  12. spencer says:

    Bithead — check your data. We have increased the share of gdp going to government– the military — because of 9/11 by about one percentage point.

    Military spending as a share of GDP is near the lowest levels it has been since the 1930s. The US economy is less a wartime economy now than it has been since the 1930s.

    Your thesis that this is a war time economy is completely wrong.

  13. Dave Schuler says:

    George Bush is representative of a kind of politician that’s characteristic of the Texas-Arkansas-Louisiana area (but by no means limited to that region) that used to be called a “bidness Democrat”. LBJ was one; Bill Clinton has some aspects of a “bidness Democrat”. Much of what we’ve seen e.g. cronyism, stubbornness, lack of concern about debt, and so on are typical of the breed.

    Most of the “bidness Democrats” are now Republicans. Not much like the country club Republicans or libertarian Republicans of years gone by.

  14. MarkT says:

    Stormy70 at August 5, 2007 10:40

    Steve has hated Bush for a while now, and like Sullivan, it colors everything he writes.

    I think the BDS label is an easy way of avoiding a real critique of someone’s argument. It doesn’t advance the discussion at all.

    However, from the left, I admit to getting a chuckle when the right uses it to attack their own.

  15. Bithead says:

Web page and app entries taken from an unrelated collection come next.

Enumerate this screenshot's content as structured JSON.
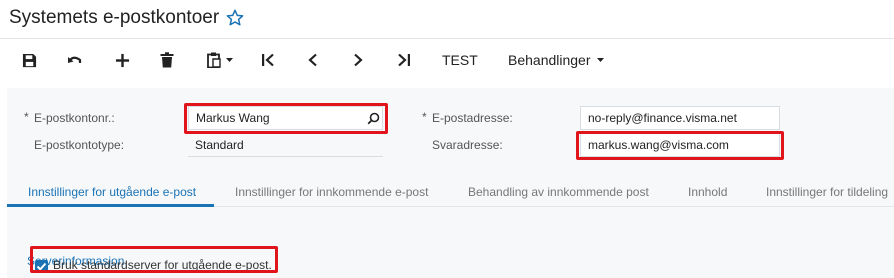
{
  "header": {
    "title": "Systemets e-postkontoer",
    "favorite_icon": "star-outline-icon"
  },
  "toolbar": {
    "buttons": [
      {
        "name": "save-button",
        "icon": "save-icon"
      },
      {
        "name": "undo-button",
        "icon": "undo-icon"
      },
      {
        "name": "add-button",
        "icon": "plus-icon"
      },
      {
        "name": "delete-button",
        "icon": "trash-icon"
      },
      {
        "name": "copy-paste-button",
        "icon": "clipboard-icon"
      },
      {
        "name": "first-record-button",
        "icon": "first-icon"
      },
      {
        "name": "previous-record-button",
        "icon": "chevron-left-icon"
      },
      {
        "name": "next-record-button",
        "icon": "chevron-right-icon"
      },
      {
        "name": "last-record-button",
        "icon": "last-icon"
      }
    ],
    "test_label": "TEST",
    "actions_label": "Behandlinger"
  },
  "form": {
    "account_no": {
      "label": "E-postkontonr.:",
      "value": "Markus Wang"
    },
    "account_type": {
      "label": "E-postkontotype:",
      "value": "Standard"
    },
    "email": {
      "label": "E-postadresse:",
      "value": "no-reply@finance.visma.net"
    },
    "reply": {
      "label": "Svaradresse:",
      "value": "markus.wang@visma.com"
    },
    "required_marker": "*"
  },
  "tabs": [
    {
      "label": "Innstillinger for utgående e-post",
      "active": true
    },
    {
      "label": "Innstillinger for innkommende e-post",
      "active": false
    },
    {
      "label": "Behandling av innkommende post",
      "active": false
    },
    {
      "label": "Innhold",
      "active": false
    },
    {
      "label": "Innstillinger for tildeling",
      "active": false
    }
  ],
  "section": {
    "title": "Serverinformasjon",
    "use_default_server": {
      "label": "Bruk standardserver for utgående e-post.",
      "checked": true
    }
  },
  "colors": {
    "accent": "#1a73b5",
    "highlight": "#e0141b"
  }
}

    Bithead — check your data. We have increased the share of gdp going to government– the military — because of 9/11 by about one percentage point.

    Military spending as a share of GDP is near the lowest levels it has been since the 1930s. The US economy is less a wartime economy now than it has been since the 1930s.

    Your thesis that this is a war time economy is completely wrong

    You’re ignoring, of course, non-military security spending.

  16. Andy says:

    You’re ignoring, of course, non-military security spending.

    Which, of course, is trivial in comparison to Bush’s tax cuts and non-discretionary spending.

  17. […] Outside the Beltway Bush has certainly harmed the Republican Party, contributing mightily to the loss of both Houses of Congress in the most recent midterm election (with plenty of help from his counterparts in the legislature) and making it much harder for a Republican to win the White House in 2008. It’s not clear, however, that conservatism per se has suffered any long term damage. […]

  18. floyd says:

    Andy; If you think the taxes are too low, here’s a flash……They accept donations!!